◆ **Records to use**
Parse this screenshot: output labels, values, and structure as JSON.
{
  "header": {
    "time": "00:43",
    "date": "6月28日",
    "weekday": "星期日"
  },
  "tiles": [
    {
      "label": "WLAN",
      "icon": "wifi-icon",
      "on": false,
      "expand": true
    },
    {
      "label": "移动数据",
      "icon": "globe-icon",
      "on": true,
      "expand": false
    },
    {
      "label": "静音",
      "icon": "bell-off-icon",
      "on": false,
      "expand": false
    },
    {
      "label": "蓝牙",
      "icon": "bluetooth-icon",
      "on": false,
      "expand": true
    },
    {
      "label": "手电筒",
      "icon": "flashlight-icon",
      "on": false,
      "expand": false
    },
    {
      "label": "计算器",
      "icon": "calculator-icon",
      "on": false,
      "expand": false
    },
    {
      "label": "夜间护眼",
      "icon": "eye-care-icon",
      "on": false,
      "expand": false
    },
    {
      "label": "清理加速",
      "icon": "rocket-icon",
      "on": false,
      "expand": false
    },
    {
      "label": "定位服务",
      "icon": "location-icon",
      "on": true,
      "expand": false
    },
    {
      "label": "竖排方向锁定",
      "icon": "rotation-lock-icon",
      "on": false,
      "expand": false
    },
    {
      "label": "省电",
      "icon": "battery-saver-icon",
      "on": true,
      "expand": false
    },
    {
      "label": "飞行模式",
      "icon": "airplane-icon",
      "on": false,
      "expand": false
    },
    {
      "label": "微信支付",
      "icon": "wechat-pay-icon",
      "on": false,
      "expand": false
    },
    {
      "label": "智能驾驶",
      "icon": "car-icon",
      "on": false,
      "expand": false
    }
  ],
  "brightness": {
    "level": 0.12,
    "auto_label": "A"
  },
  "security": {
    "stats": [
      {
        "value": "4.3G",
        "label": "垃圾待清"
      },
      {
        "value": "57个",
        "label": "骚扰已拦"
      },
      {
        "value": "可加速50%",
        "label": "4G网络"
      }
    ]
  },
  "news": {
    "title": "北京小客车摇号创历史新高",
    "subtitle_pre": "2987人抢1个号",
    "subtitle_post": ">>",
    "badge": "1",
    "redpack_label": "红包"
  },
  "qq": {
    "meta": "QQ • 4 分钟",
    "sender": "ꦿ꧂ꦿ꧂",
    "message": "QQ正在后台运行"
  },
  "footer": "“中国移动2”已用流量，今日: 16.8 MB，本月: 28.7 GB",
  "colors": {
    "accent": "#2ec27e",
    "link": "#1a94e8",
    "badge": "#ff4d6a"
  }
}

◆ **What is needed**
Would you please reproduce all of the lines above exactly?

◆ **Solution to this task**
Parse this screenshot: output labels, values, and structure as JSON.
{
  "header": {
    "time": "00:43",
    "date": "6月28日",
    "weekday": "星期日"
  },
  "tiles": [
    {
      "label": "WLAN",
      "icon": "wifi-icon",
      "on": false,
      "expand": true
    },
    {
      "label": "移动数据",
      "icon": "globe-icon",
      "on": true,
      "expand": false
    },
    {
      "label": "静音",
      "icon": "bell-off-icon",
      "on": false,
      "expand": false
    },
    {
      "label": "蓝牙",
      "icon": "bluetooth-icon",
      "on": false,
      "expand": true
    },
    {
      "label": "手电筒",
      "icon": "flashlight-icon",
      "on": false,
      "expand": false
    },
    {
      "label": "计算器",
      "icon": "calculator-icon",
      "on": false,
      "expand": false
    },
    {
      "label": "夜间护眼",
      "icon": "eye-care-icon",
      "on": false,
      "expand": false
    },
    {
      "label": "清理加速",
      "icon": "rocket-icon",
      "on": false,
      "expand": false
    },
    {
      "label": "定位服务",
      "icon": "location-icon",
      "on": true,
      "expand": false
    },
    {
      "label": "竖排方向锁定",
      "icon": "rotation-lock-icon",
      "on": false,
      "expand": false
    },
    {
      "label": "省电",
      "icon": "battery-saver-icon",
      "on": true,
      "expand": false
    },
    {
      "label": "飞行模式",
      "icon": "airplane-icon",
      "on": false,
      "expand": false
    },
    {
      "label": "微信支付",
      "icon": "wechat-pay-icon",
      "on": false,
      "expand": false
    },
    {
      "label": "智能驾驶",
      "icon": "car-icon",
      "on": false,
      "expand": false
    }
  ],
  "brightness": {
    "level": 0.12,
    "auto_label": "A"
  },
  "security": {
    "stats": [
      {
        "value": "4.3G",
        "label": "垃圾待清"
      },
      {
        "value": "57个",
        "label": "骚扰已拦"
      },
      {
        "value": "可加速50%",
        "label": "4G网络"
      }
    ]
  },
  "news": {
    "title": "北京小客车摇号创历史新高",
    "subtitle_pre": "2987人抢1个号",
    "subtitle_post": ">>",
    "badge": "1",
    "redpack_label": "红包"
  },
  "qq": {
    "meta": "QQ • 4 分钟",
    "sender": "ꦿ꧂ꦿ꧂",
    "message": "QQ正在后台运行"
  },
  "footer": "“中国移动2”已用流量，今日: 16.8 MB，本月: 28.7 GB",
  "colors": {
    "accent": "#2ec27e",
    "link": "#1a94e8",
    "badge": "#ff4d6a"
  }
}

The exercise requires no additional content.